Bil’s rating (out of 5): BBBB.5.
Alternate title: Fast & Furious 8
USA, 2017. Universal Pictures, China Film Co., Original Film, One Race Films, Dentsu, Fuji Eight Company Ltd.. Screenplay by Chris Morgan, based on characters created by Gary Scott Thompson. Cinematography by Stephen F. Windon. Produced by Vin Diesel, Michael Fottrell, Chris Morgan, Neal H. Moritz. Music by Brian Tyler. Production Design by Bill Brzeski. Costume Design by Marlene Stewart. Film Editing by Paul Rubell, Christian Wagner.
It always seems like these folks have no adventures left in them, but when the previous movie makes so much money (the sixth sequel to the surprise 2001 hit reached a billion dollars in ticket sales faster than any movie in history), there’s always another score to settle. The challenge is also to create bigger and crazier action sequences than the last one featured, and given that Furious 7 had cars flying out of airplanes, the bar here is set quite high. The dubious entrance of a first time director to the series, F. Gary Gray, raises alarm bells as well, but what results from the reunion of the wonderful ensemble cast and the same, familiar plot (we need to find the device before the bad guy destroys the world with it, and we need to drive fast to get it) is the best film since the series got rebooted in the fourth film. Vin Diesel and Michelle Rodriguez are honeymooning in Cuba (and the saving the poor by racing cars), their bliss interrupted when he is convinced by an international cyberterrorist (Charlize Theron, in terrible dreadlocks) to work for her and against his own team; his friends have no idea what she has on him to make him go rogue, but go to work in tandem with black-ops government operative Mr. Nobody (Kurt Russell) to prevent the global nuclear disaster that Diesel is helping make happen.
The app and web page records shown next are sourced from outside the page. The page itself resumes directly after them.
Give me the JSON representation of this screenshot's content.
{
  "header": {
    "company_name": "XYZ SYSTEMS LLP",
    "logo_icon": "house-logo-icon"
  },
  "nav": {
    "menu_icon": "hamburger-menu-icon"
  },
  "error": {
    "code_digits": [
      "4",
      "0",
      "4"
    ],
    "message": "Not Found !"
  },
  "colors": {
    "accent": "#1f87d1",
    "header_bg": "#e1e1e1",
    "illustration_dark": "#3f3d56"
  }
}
One action sequence after another piles up with very few breaks in a script that has no apologies for its ridiculous excesses (as far as I know, and admittedly that’s not a lot, if you could remotely operate a car using its computer it still doesn’t explain how you get the pedal to work without a driver) and richly mines the charisma of its best cast members. Naturally, the absence of the late Paul Walker is felt, but the drama that rises between the disappointed Rodriguez and Diesel’s betrayal is enough to hang the plot on, enriched by the bromance between Dwayne Johnson and Jason Statham (who, typical of this series, was once a villain and is now a friend) which really ought to end in a bid for marriage equality if their chemistry is to be honored properly, while the antics of Tyrese Gibson and Ludacris fighting over Nathalie Emmanuel has the charming addition of Scott Eastwood as a green government agent. To have, on top of all this, a hilarious unbilled cameo by Helen Mirren in a plot twist so charming that it matters not that it is easy to see coming means you could hardly do better for summer blockbuster entertainment. It’s actually a perfect action movie, gorgeous, exciting, seamless and funny, ruined only by a weak ending that, in desiring to leave room for sequels, does not do a good job of at least putting current issues to rest before they will be resurrected for the next film.